We’re always vigilant of water incursions in our home. Nobody wants a leak or a flood to damage their floors, walls, or belongings. Floods are a homeowner’s nightmare, so it can be unnerving to find that a refrigerator is leaking from the bottom. If you find water under the refrigerator, there are several potential causes, each with a different remedy. This guide will help you check on the most likely components of a refrigerator to cause a leak, and let you know how to fix those components as easily and affordably as possible. Read on for more information.
Refrigerator Defrost Drain
The most common cause of water leaking under a fridge is the refrigerator defrost drain. It should be the first component you check. Many people don’t know that when the freezer enters defrost mode, water from the cycle is drained down a defrost drain to a pan below. The drain is out of the way and can be blocked by accumulated ice or food particles. If too much water accumulates during the defrost cycle due to a blocked drain, it can cause leaking under the fridge.
- Open your freezer and find your defrost drain. If you’re having trouble, it should be labeled in your refrigerator owner’s manual.
- If the drain is frozen over completely, use a warm cloth or a small amount of warm water to melt the opening clear. You can use further flushes of warm water to clear the entire line if it’s frozen through.
- If you suspect that there may be food, mold, or ice trapped in the line that won’t come out, use a thin wire to probe the drain. This will remove the blockage, and your freezer will drain properly again.
Second, inspect your drain pan. It’s not common for a drain pan to fail, but it can happen. When the freezer defrosts, it sends water down the drain you inspected in step one. This water accumulates in a pan behind a grill at the bottom of the fridge. Under normal operation, the water in the pan should evaporate before there is any chance of overflow or spill. But if the pan is cracked or broken, it is possible for it to leak onto the floor under the bottom of the fridge.

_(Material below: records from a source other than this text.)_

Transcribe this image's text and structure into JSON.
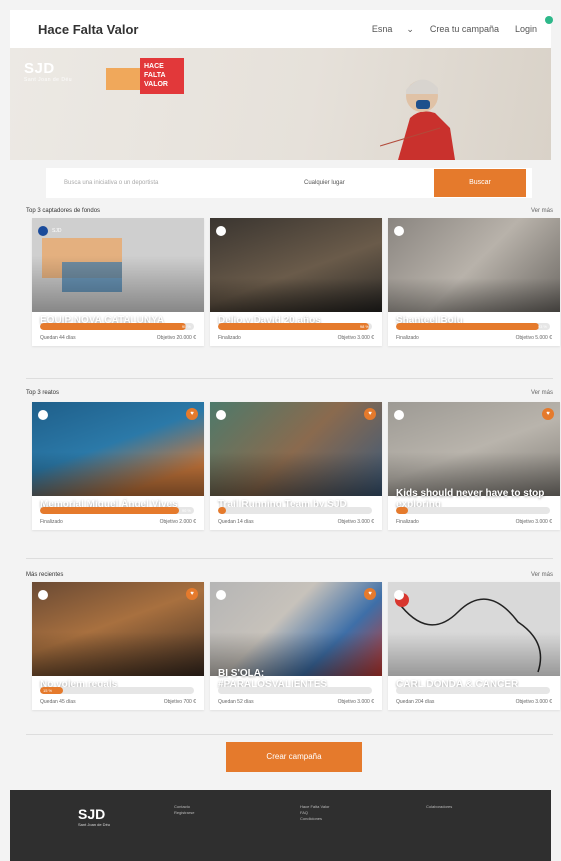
{
  "header": {
    "brand": "Hace Falta Valor",
    "language": "Esna",
    "create_link": "Crea tu campaña",
    "login": "Login"
  },
  "hero": {
    "org_logo": "SJD",
    "org_sub": "Sant Joan de Déu",
    "campaign_logo": "HACE FALTA VALOR"
  },
  "search": {
    "placeholder": "Busca una iniciativa o un deportista",
    "location": "Cualquier lugar",
    "button": "Buscar"
  },
  "sections": [
    {
      "title": "Top 3 captadores de fondos",
      "more": "Ver más",
      "cards": [
        {
          "org": "SJD",
          "title": "EQUIP NOVA CATALUNYA",
          "subtitle": "",
          "progress": 0.95,
          "pct_label": "95 %",
          "meta_left": "Quedan 44 días",
          "meta_right": "Objetivo 20.000 €"
        },
        {
          "org": "",
          "title": "Delio y David 20 años",
          "subtitle": "",
          "progress": 0.98,
          "pct_label": "98 %",
          "meta_left": "Finalizado",
          "meta_right": "Objetivo 3.000 €"
        },
        {
          "org": "",
          "title": "Shanteel Bolu",
          "subtitle": "",
          "progress": 0.93,
          "pct_label": "93 %",
          "meta_left": "Finalizado",
          "meta_right": "Objetivo 5.000 €"
        }
      ]
    },
    {
      "title": "Top 3 reatos",
      "more": "Ver más",
      "cards": [
        {
          "org": "",
          "title": "Memorial Miguel Ángel Vives",
          "subtitle": "",
          "progress": 0.9,
          "pct_label": "90 %",
          "meta_left": "Finalizado",
          "meta_right": "Objetivo 2.000 €"
        },
        {
          "org": "",
          "title": "Trail Running Team by SJD",
          "subtitle": "",
          "progress": 0.05,
          "pct_label": "5 %",
          "meta_left": "Quedan 14 días",
          "meta_right": "Objetivo 3.000 €"
        },
        {
          "org": "",
          "title": "Kids should never have to stop exploring",
          "subtitle": "",
          "progress": 0.08,
          "pct_label": "8 %",
          "meta_left": "Finalizado",
          "meta_right": "Objetivo 3.000 €"
        }
      ]
    },
    {
      "title": "Más recientes",
      "more": "Ver más",
      "cards": [
        {
          "org": "",
          "title": "No volem regals",
          "subtitle": "",
          "progress": 0.15,
          "pct_label": "15 %",
          "meta_left": "Quedan 45 días",
          "meta_right": "Objetivo 700 €"
        },
        {
          "org": "",
          "title": "BI S'OLA: #PARALOSVALIENTES",
          "subtitle": "",
          "progress": 0.0,
          "pct_label": "",
          "meta_left": "Quedan 52 días",
          "meta_right": "Objetivo 3.000 €"
        },
        {
          "org": "",
          "title": "CARL DONDA & CANCER",
          "subtitle": "",
          "progress": 0.0,
          "pct_label": "",
          "meta_left": "Quedan 204 días",
          "meta_right": "Objetivo 3.000 €"
        }
      ]
    }
  ],
  "cta": "Crear campaña",
  "footer": {
    "logo": "SJD",
    "logo_sub": "Sant Joan de Déu",
    "col1": [
      "Contacto",
      "Registrarse"
    ],
    "col2": [
      "Hace Falta Valor",
      "FAQ",
      "Condiciones"
    ],
    "col3": [
      "Colaboradores"
    ]
  },
  "colors": {
    "accent": "#e57a2c",
    "footer": "#2f2f2f"
  }
}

You can usually access your drain pan by removing the grill or toe-kick from the front of your fridge. On most units, it is held on by a few screws, but you can check for more details in your owner’s manual. Once the grill is off, you should be able to visually inspect the drain pan. See if it is holding water, and if it appears to be damaged, it will need to be replaced.
Take a look at your ice maker third. Examine the ice maker both inside and out, inspecting for signs of leaking or excess moisture in or around any components. The most likely place for an ice maker to fail is around water line connections, so check that the water line is connected properly at any connections and that it is in good condition. Examine the line for signs of aging such as cracking, discoloration, or brittleness. Inspect the length of the line from the ice maker (found on the rear of the fridge) to be sure that it isn’t kinked or bent, either. If you don’t see any water on the line, it’s probably not the cause of your problem. But if you do, try tightening all connections or replacing the entire water line assembly. Most home stores sell DIY kits that will come with all the parts and tubes you need. (Be sure to turn the water off at your house main before servicing any water supply lines!)
A final component to check if your refrigerator is leaking from the bottom is the water filter assembly. Find your filter location and make sure that it is installed properly, with the threads evenly and properly threaded at their connection. Check your manufacturer’s manual and be sure that you have the proper make and model installed inside of your fridge. Lastly, inspect for signs of age and wear, as some water filters can fail and leak over time. Rubber gaskets and seals can crack, causing leaking that can find its way to the bottom of the fridge. If you suspect your filter is damaged, old, or worn out, replace it right away with the proper make and model.
If you feel that you still need a refrigerator repair professional to handle this for you, give us a call.